President Barack Obama still has “concerns” about Donald Trump but believes the president-elect’s pragmatism could help him get some things done.
On the campaign trail, Obama repeatedly portrayed the billionaire as unfit to be commander in chief and said the entire world was “teetering” on Trump’s possible election. He hammered the former reality television star’s temperament and felt that some of Trump’s words and actions amounted to sexual assault.
During his first press conference since the election, Obama repeated on Monday that he hopes Trump succeeds as president. But, in a return to his campaign-trail practice, Obama mentioned Trump’s name just once, referring to him over and over as “the president-elect.”
“Look, the people have spoken,” Obama told reporters in a packed White House briefing room. “Donald Trump will be the 45th president of the United States.”
But six days after he, Democratic presidential nominee Hillary Clinton and the rest of their party suffered a stinging defeat, Obama acknowledged that Trump as president still worries him.
“Do I have concerns? Absolutely,” the president said, four days after meeting privately with Trump in the Oval Office for around 90 minutes. “He and I differ on a whole bunch of issues.”
Obama offered several telling insights while avoiding direct criticism.
“I think he’s coming to this office with fewer set hard and fast policy prescriptions than other presidents might arrive with,” Obama said.
“I don’t think he’s ideological,” the president continued. “I think he’s pragmatic in that way.” (Notably, Obama thinks that quality “can serve him well as long as he’s got good people around him.”)
Obama also warned that “certain elements” of the bombastic, sometimes angry, demeanor that Trump often flashed while campaigning or debating “won’t serve him well unless he realizes them and corrects them.” That’s because there is a different reaction around the world, with far greater ramifications, if the kind of rhetoric Trump used comes from a sitting president.
“Markets move,” Obama said. “I think he recognizes that this is different.”

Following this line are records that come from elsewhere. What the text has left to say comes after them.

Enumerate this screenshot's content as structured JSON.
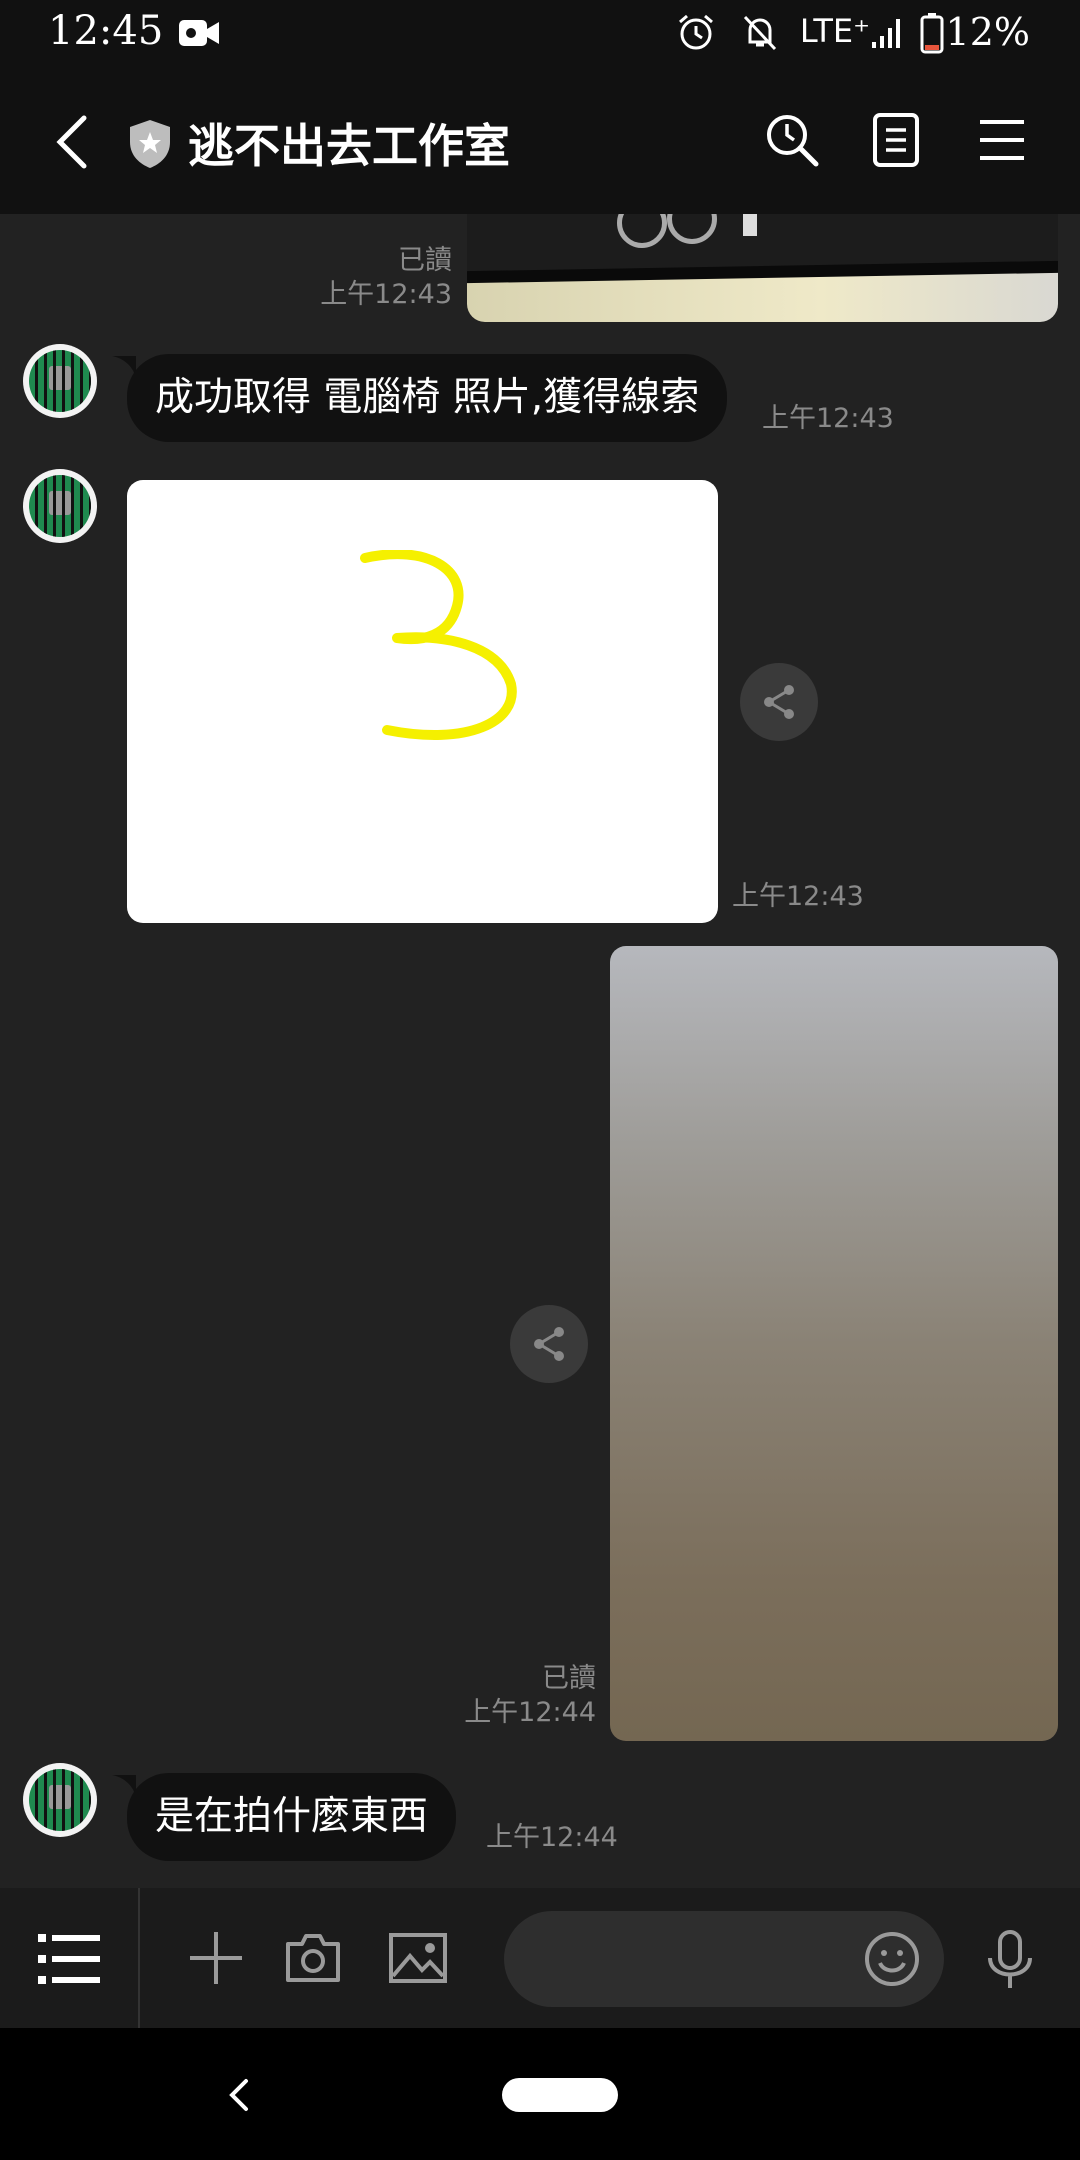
{
  "status_bar": {
    "time": "12:45",
    "network": "LTE⁺",
    "battery": "12%"
  },
  "header": {
    "title": "逃不出去工作室"
  },
  "messages": [
    {
      "read_label": "已讀",
      "time": "上午12:43"
    },
    {
      "text": "成功取得 電腦椅 照片,獲得線索",
      "time": "上午12:43"
    },
    {
      "image_digit": "3",
      "time": "上午12:43"
    },
    {
      "read_label": "已讀",
      "time": "上午12:44"
    },
    {
      "text": "是在拍什麼東西",
      "time": "上午12:44"
    }
  ],
  "colors": {
    "background": "#222222",
    "bar": "#111111",
    "drawing_yellow": "#f5f000",
    "timestamp": "#8a8a8a"
  }
}
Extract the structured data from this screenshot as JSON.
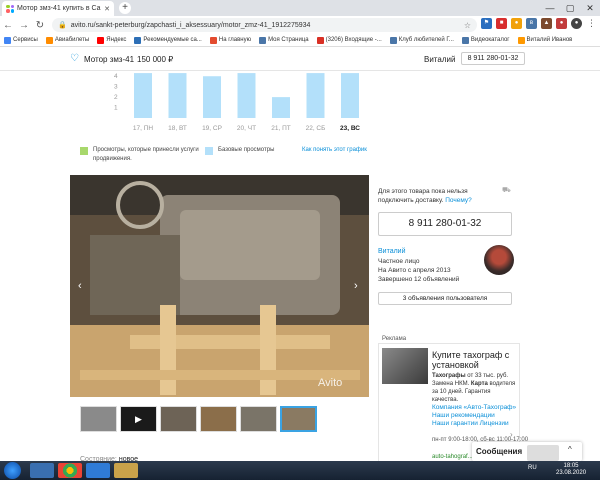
{
  "browser": {
    "tab_title": "Мотор змз-41 купить в Санкт-...",
    "url": "avito.ru/sankt-peterburg/zapchasti_i_aksessuary/motor_zmz-41_1912275934",
    "bookmarks": [
      {
        "label": "Сервисы",
        "color": "#4285f4"
      },
      {
        "label": "Авиабилеты",
        "color": "#ff8c00"
      },
      {
        "label": "Яндекс",
        "color": "#ff0000"
      },
      {
        "label": "Рекомендуемые са...",
        "color": "#2d6fb6"
      },
      {
        "label": "На главную",
        "color": "#e34b2f"
      },
      {
        "label": "Моя Страница",
        "color": "#4a76a8"
      },
      {
        "label": "(3206) Входящие -...",
        "color": "#d93025"
      },
      {
        "label": "Клуб любителей Г...",
        "color": "#4a76a8"
      },
      {
        "label": "Видеокаталог",
        "color": "#4a76a8"
      },
      {
        "label": "Виталий Иванов",
        "color": "#ff9900"
      }
    ]
  },
  "header": {
    "title": "Мотор змз-41",
    "price": "150 000 ₽",
    "seller": "Виталий",
    "phone": "8 911 280-01-32"
  },
  "chart_data": {
    "type": "bar",
    "categories": [
      "17, ПН",
      "18, ВТ",
      "19, СР",
      "20, ЧТ",
      "21, ПТ",
      "22, СБ",
      "23, ВС"
    ],
    "values": [
      4.3,
      4.3,
      4.0,
      4.3,
      2.0,
      4.3,
      4.3
    ],
    "ylim": [
      0,
      4.5
    ],
    "yticks": [
      "4",
      "3",
      "2",
      "1"
    ],
    "legend": [
      {
        "label": "Просмотры, которые принесли услуги продвижения.",
        "color": "#a8d86c"
      },
      {
        "label": "Базовые просмотры",
        "color": "#b3e0fa"
      }
    ],
    "legend_link": "Как понять этот график"
  },
  "gallery": {
    "watermark": "Avito",
    "condition_label": "Состояние:",
    "condition_value": "новое"
  },
  "sidebar": {
    "delivery_note": "Для этого товара пока нельзя подключить доставку.",
    "why_link": "Почему?",
    "phone": "8 911 280-01-32",
    "seller_name": "Виталий",
    "seller_type": "Частное лицо",
    "since": "На Авито с апреля 2013",
    "completed": "Завершено 12 объявлений",
    "ads_button": "3 объявления пользователя"
  },
  "ad": {
    "label": "Реклама",
    "title": "Купите тахограф с установкой",
    "text_bold": "Тахографы",
    "text": "от 33 тыс. руб. Замена НКМ.",
    "text_bold2": "Карта",
    "text2": "водителя за 10 дней. Гарантия качества.",
    "links": [
      "Компания «Авто-Тахограф»",
      "Наши рекомендации",
      "Наши гарантии   Лицензии"
    ],
    "hours": "пн-пт 9:00-18:00, сб-вс 11:00-17:00",
    "site": "auto-tahograf..."
  },
  "messages": {
    "label": "Сообщения"
  },
  "taskbar": {
    "lang": "RU",
    "time": "18:05",
    "date": "23.08.2020"
  }
}
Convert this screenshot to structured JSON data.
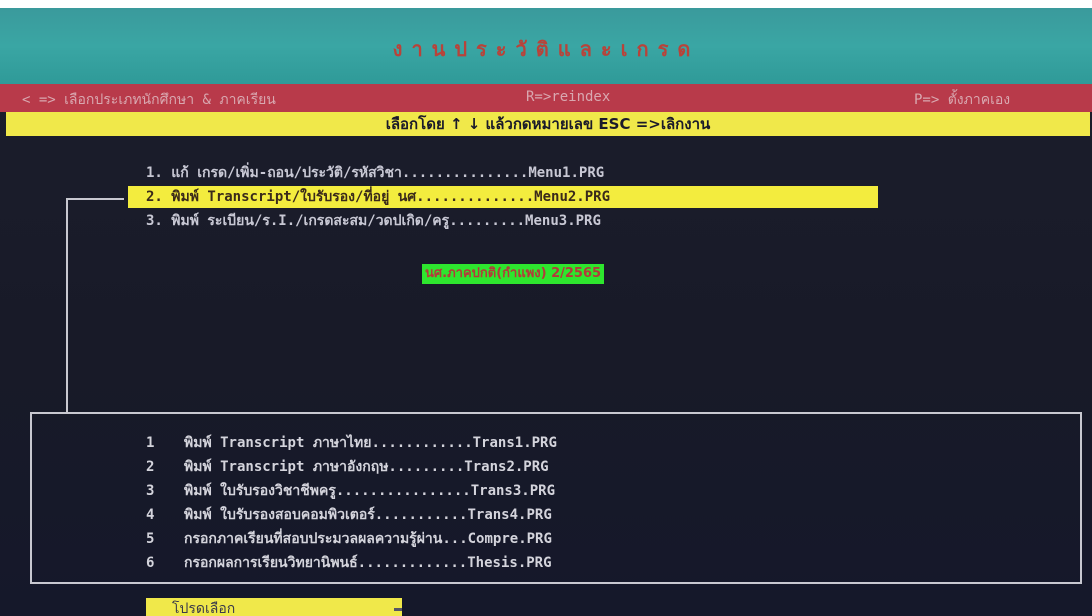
{
  "header": {
    "title": "งานประวัติและเกรด"
  },
  "status_bar": {
    "left": "< => เลือกประเภทนักศึกษา & ภาคเรียน",
    "middle": "R=>reindex",
    "right": "P=> ตั้งภาคเอง"
  },
  "instruction_bar": {
    "text": "เลือกโดย ↑ ↓ แล้วกดหมายเลข ESC =>เลิกงาน"
  },
  "main_menu": {
    "items": [
      {
        "label": "1. แก้ เกรด/เพิ่ม-ถอน/ประวัติ/รหัสวิชา...............Menu1.PRG"
      },
      {
        "label": "2. พิมพ์ Transcript/ใบรับรอง/ที่อยู่ นศ..............Menu2.PRG"
      },
      {
        "label": "3. พิมพ์ ระเบียน/ร.I./เกรดสะสม/วดปเกิด/ครู.........Menu3.PRG"
      }
    ],
    "selected_index": 1
  },
  "term_badge": {
    "text": "นศ.ภาคปกติ(กำแพง) 2/2565"
  },
  "submenu": {
    "items": [
      {
        "num": "1",
        "label": "พิมพ์ Transcript ภาษาไทย............Trans1.PRG"
      },
      {
        "num": "2",
        "label": "พิมพ์ Transcript ภาษาอังกฤษ.........Trans2.PRG"
      },
      {
        "num": "3",
        "label": "พิมพ์ ใบรับรองวิชาชีพครู................Trans3.PRG"
      },
      {
        "num": "4",
        "label": "พิมพ์ ใบรับรองสอบคอมพิวเตอร์...........Trans4.PRG"
      },
      {
        "num": "5",
        "label": "กรอกภาคเรียนที่สอบประมวลผลความรู้ผ่าน...Compre.PRG"
      },
      {
        "num": "6",
        "label": "กรอกผลการเรียนวิทยานิพนธ์.............Thesis.PRG"
      }
    ]
  },
  "prompt": {
    "label": "โปรดเลือก"
  },
  "colors": {
    "title_bar": "#3aa6a4",
    "status_bar": "#b83a4a",
    "highlight": "#f3ec3e",
    "badge": "#2ee62e",
    "background": "#1a1c2a"
  }
}
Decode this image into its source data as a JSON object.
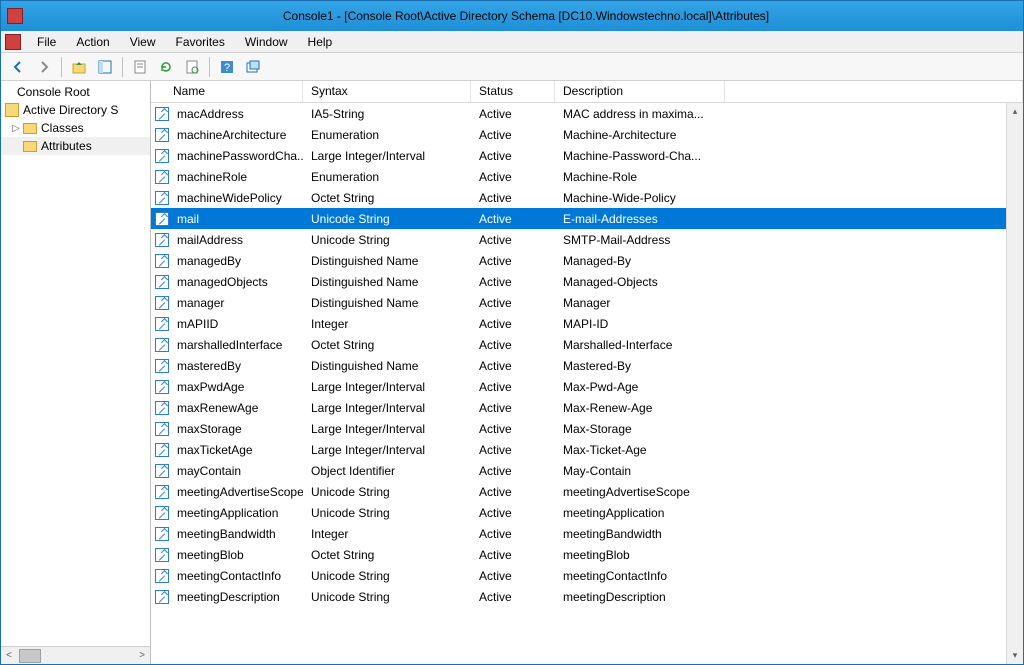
{
  "window": {
    "title": "Console1 - [Console Root\\Active Directory Schema [DC10.Windowstechno.local]\\Attributes]"
  },
  "menu": {
    "file": "File",
    "action": "Action",
    "view": "View",
    "favorites": "Favorites",
    "window": "Window",
    "help": "Help"
  },
  "tree": {
    "root": "Console Root",
    "schema": "Active Directory S",
    "classes": "Classes",
    "attributes": "Attributes"
  },
  "columns": {
    "name": "Name",
    "syntax": "Syntax",
    "status": "Status",
    "description": "Description"
  },
  "rows": [
    {
      "name": "macAddress",
      "syntax": "IA5-String",
      "status": "Active",
      "description": "MAC address in maxima..."
    },
    {
      "name": "machineArchitecture",
      "syntax": "Enumeration",
      "status": "Active",
      "description": "Machine-Architecture"
    },
    {
      "name": "machinePasswordCha...",
      "syntax": "Large Integer/Interval",
      "status": "Active",
      "description": "Machine-Password-Cha..."
    },
    {
      "name": "machineRole",
      "syntax": "Enumeration",
      "status": "Active",
      "description": "Machine-Role"
    },
    {
      "name": "machineWidePolicy",
      "syntax": "Octet String",
      "status": "Active",
      "description": "Machine-Wide-Policy"
    },
    {
      "name": "mail",
      "syntax": "Unicode String",
      "status": "Active",
      "description": "E-mail-Addresses",
      "selected": true
    },
    {
      "name": "mailAddress",
      "syntax": "Unicode String",
      "status": "Active",
      "description": "SMTP-Mail-Address"
    },
    {
      "name": "managedBy",
      "syntax": "Distinguished Name",
      "status": "Active",
      "description": "Managed-By"
    },
    {
      "name": "managedObjects",
      "syntax": "Distinguished Name",
      "status": "Active",
      "description": "Managed-Objects"
    },
    {
      "name": "manager",
      "syntax": "Distinguished Name",
      "status": "Active",
      "description": "Manager"
    },
    {
      "name": "mAPIID",
      "syntax": "Integer",
      "status": "Active",
      "description": "MAPI-ID"
    },
    {
      "name": "marshalledInterface",
      "syntax": "Octet String",
      "status": "Active",
      "description": "Marshalled-Interface"
    },
    {
      "name": "masteredBy",
      "syntax": "Distinguished Name",
      "status": "Active",
      "description": "Mastered-By"
    },
    {
      "name": "maxPwdAge",
      "syntax": "Large Integer/Interval",
      "status": "Active",
      "description": "Max-Pwd-Age"
    },
    {
      "name": "maxRenewAge",
      "syntax": "Large Integer/Interval",
      "status": "Active",
      "description": "Max-Renew-Age"
    },
    {
      "name": "maxStorage",
      "syntax": "Large Integer/Interval",
      "status": "Active",
      "description": "Max-Storage"
    },
    {
      "name": "maxTicketAge",
      "syntax": "Large Integer/Interval",
      "status": "Active",
      "description": "Max-Ticket-Age"
    },
    {
      "name": "mayContain",
      "syntax": "Object Identifier",
      "status": "Active",
      "description": "May-Contain"
    },
    {
      "name": "meetingAdvertiseScope",
      "syntax": "Unicode String",
      "status": "Active",
      "description": "meetingAdvertiseScope"
    },
    {
      "name": "meetingApplication",
      "syntax": "Unicode String",
      "status": "Active",
      "description": "meetingApplication"
    },
    {
      "name": "meetingBandwidth",
      "syntax": "Integer",
      "status": "Active",
      "description": "meetingBandwidth"
    },
    {
      "name": "meetingBlob",
      "syntax": "Octet String",
      "status": "Active",
      "description": "meetingBlob"
    },
    {
      "name": "meetingContactInfo",
      "syntax": "Unicode String",
      "status": "Active",
      "description": "meetingContactInfo"
    },
    {
      "name": "meetingDescription",
      "syntax": "Unicode String",
      "status": "Active",
      "description": "meetingDescription"
    }
  ]
}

Obama said he came away from the Thursday meeting believing Trump wants to be a “successful president.” Amid protests from Trump’s opponents and fears in minority communities of violence, oppression or deportation, Obama said he believes Trump wants to be president “not just for the people who voted for him but for the people at large.”
“This office has a way of waking you up. And those aspects of his positions or predispositions that don’t match up with reality, he will find shaken up pretty quick because reality has a way of asserting itself,” Obama said.
During that Thursday conversation, Obama said he told Trump that the way information moves so speedily around the world and how his team will respond is one of the most important things the incoming commander in chief should be thinking about.
Obama was also in legacy mode, pointing to lower unemployment, an overall stronger country and a more efficient federal apparatus than when he first took office. He said he will hand Trump a country in better shape across the board than the one he inherited.
“If things get better” under a Trump administration, “more power to him, and I’ll be the first to congratulate him,” the outgoing president said.
Obama’s most recent solo press conference at the White House was last December, just before he departed on his annual holiday vacation in Hawaii. Monday’s event was also his first anywhere since holding one in September in Laos.
On policy matters, Obama told reporters he would urge Trump and his team to “think long and hard” before nixing his Deferred Action for Childhood Arrivals program, or DACA for short. The immigration program, installed through an executive action, gives protections against deportation to individuals brought to the United States as children and who remained in the country illegally.
“These are kids who … have done nothing wrong,” he said. “They are solid, wonderful young people. … It is my strong belief that a majority of the American people wouldn’t want to see those kids start hiding again,” the president said.
Obama also made a pitch for keeping more components of his signature health law, one day after Trump told CBS ’ “60 Minutes” that he would keep two major provisions.
“We’re going to have a problem,” Obama said, if whatever Trump and congressional Republicans put in place to replace Obamacare fails to insure more people than his law has. “I don’t think that’s unique to me,” he said, adding that the American people will likely come to the same conclusion — and insinuating that they will take out their frustrations at the ballot box.
“If they can come up with something that works better,” he said, “I’ll be the first to say, ‘Congratulations.’”